Two years ago Reuben and I developed a wonderful habit of sitting down, always on the blue sofa, for a morning tea of hot cross buns. He LOVED them and it was a lovely tradition. I don't know how many weeks it lasted for, but I remember thinking "the supermarket won't be selling these forever, at this rate I'm going to have to start making them." I think we got through on bought ones, but last year I did have a go at making them a few times. I'm delighted that 'Bear and Lilly' requested on a recent post that I share my hot cross bun recipe, so they must have been good! I think they are, and I don't expect we'll be going to back to the supermarket for HCBs again.
In the spirit of soaking up new knowledge, and for the sake of your viewing pleasure, I decided that this time I would actually make the crosses and add a glaze. I confess I've never bothered doing this before. The glaze made them look, well, shinier, and they were a whole lot stickier. And the crosses felt right, given that this is Easter after all. It was awfully simple and now I know just one more little thing that I didn't know before - that crosses are simply made from flour and water.
|"When I'm finished this one I'll have that one"|
My crosses went fairly flat and wide, and I wonder if perhaps my paste was a little too wet. Again, if you have any thoughts on how to improve them I'd love to hear - I'm sure plenty of you know what you're talking about.

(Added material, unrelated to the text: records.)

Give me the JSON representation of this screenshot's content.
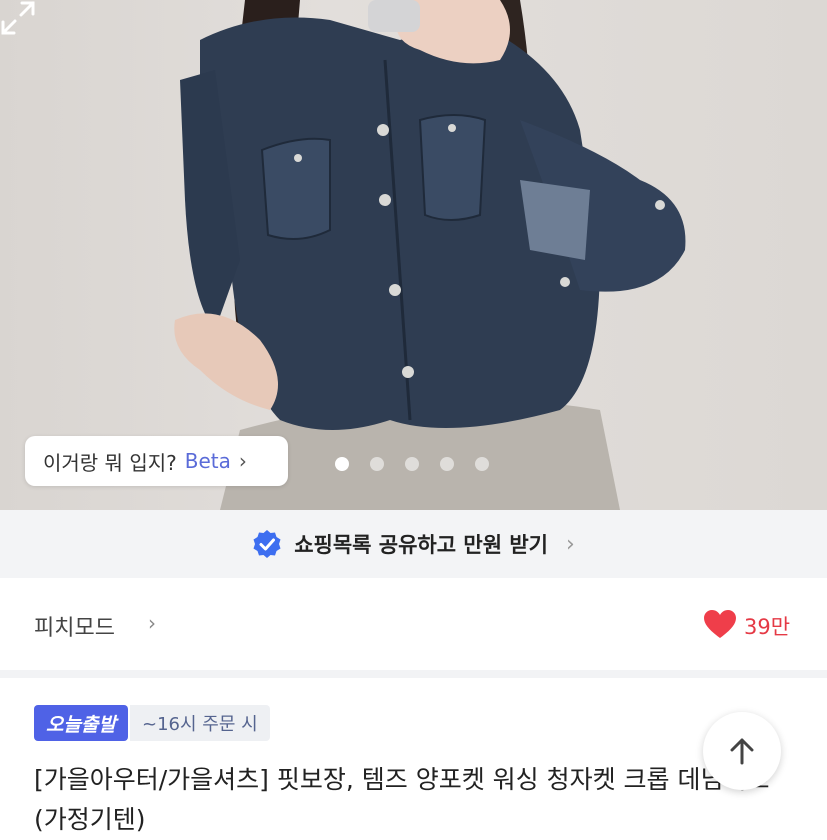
{
  "product_image": {
    "ask_chip": {
      "label": "이거랑 뭐 입지?",
      "beta": "Beta",
      "chevron": "›"
    },
    "carousel": {
      "count": 5,
      "active_index": 0
    },
    "expand_icon": "expand-icon"
  },
  "share_banner": {
    "label": "쇼핑목록 공유하고 만원 받기",
    "chevron": "›",
    "icon": "verified-check-icon"
  },
  "brand": {
    "name": "피치모드",
    "chevron": "›",
    "likes": "39만",
    "heart_color": "#ef3e4a"
  },
  "delivery": {
    "badge": "오늘출발",
    "cutoff": "~16시 주문 시"
  },
  "product": {
    "title": "[가을아우터/가을셔츠] 핏보장, 템즈 양포켓 워싱 청자켓 크롭 데님셔츠 (가정기텐)"
  },
  "scroll_top": {
    "icon": "arrow-up-icon"
  },
  "colors": {
    "accent": "#4f62e6",
    "like": "#e53945",
    "denim": "#2f3d52"
  }
}
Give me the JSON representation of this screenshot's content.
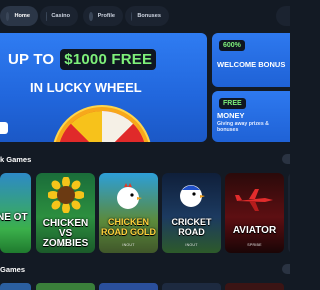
{
  "nav": {
    "items": [
      {
        "label": "Home",
        "icon": "home-icon",
        "active": true
      },
      {
        "label": "Casino",
        "icon": "casino-chip-icon",
        "active": false
      },
      {
        "label": "Profile",
        "icon": "profile-icon",
        "active": false
      },
      {
        "label": "Bonuses",
        "icon": "gift-icon",
        "active": false
      }
    ]
  },
  "hero": {
    "line1_prefix": "UP TO",
    "amount": "$1000 FREE",
    "line2": "IN LUCKY WHEEL"
  },
  "promos": {
    "welcome": {
      "badge": "600%",
      "title": "WELCOME BONUS"
    },
    "free": {
      "badge": "FREE",
      "title": "MONEY",
      "subtitle": "Giving away prizes & bonuses"
    }
  },
  "sections": {
    "first": "k Games",
    "second": "Games"
  },
  "games": [
    {
      "title": "NE OT",
      "sub": ""
    },
    {
      "title": "CHICKEN VS ZOMBIES",
      "sub": "INOUT"
    },
    {
      "title": "CHICKEN ROAD GOLD",
      "sub": "INOUT"
    },
    {
      "title": "CRICKET ROAD",
      "sub": "INOUT"
    },
    {
      "title": "AVIATOR",
      "sub": "SPRIBE"
    }
  ],
  "colors": {
    "background": "#131a24",
    "brand_blue": "#2a72ea",
    "accent_green": "#7ef07a",
    "badge_dark": "#0f1621"
  }
}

I was surprised to read that the glaze goes on warm after the buns have been cooked.
A few more important things before you get started:
i. If you plan on coming round to our place over the next couple of days, make sure you get your pronunciation of Easter right, or we'll all just get confused.
ii. If you want to get a real explanation of Easter, have a read of this post by the brilliant Thalia on her site Sacraparental.
iii. Thank God for Easter. We will see Kent again.
Hot Cross Buns
1 cup warm water
1/8 cup milk
1 1/2 tablespoons butter or oil
3 1/2 cups flour
3 tablespoons sugar/glucose
1/2 cup raisins*
2 teaspoons cinnamon
1 teaspoon salt
2 teaspoons dry yeast
*If your machine has an add in beeper, add the raisins later at the time indicated.
Set your machine to dough for the mixing and first stages of rising.
When finished, remove dough and shape in to small buns, keeping them fairly close together.
Leave to rise in a warm place for 40 minutes.
Mix 1/2 cup flour with 5 tablespoons of water. Place in to a snaplock bag and trim a small corner off the bag. Pipe crosses on to buns just before they go in to the oven.
Bake at 180 degrees for 15 mins.
Warm 1/3 cup water on the stove with 2 tablespoons of sugar. Stir constantly while bringing to the boil, and simmer for 5 minutes. Brush on to the buns while the glaze and buns are still warm.
If you wish to make these by hand, mix the ingredients together with a knife, and finish with your hands. Put on to a floured surface and knead for 10 minutes. Place in to an oiled bowl, cover with plastic wrap, and leave in a warm place for 1 - 1 1/2 hours until dough has doubled in size. Punch dough down to original size and knead until smooth. Shape in to buns and follow the instructions above. These tips come thanks to taste.com.au
PS - since writing I have made these again and found that a thicker paste makes the crosses really messy. The paste sort of blobs out of the hole instead of running. Do the full 5 tablespoons of water and let me know if you have any other ideas.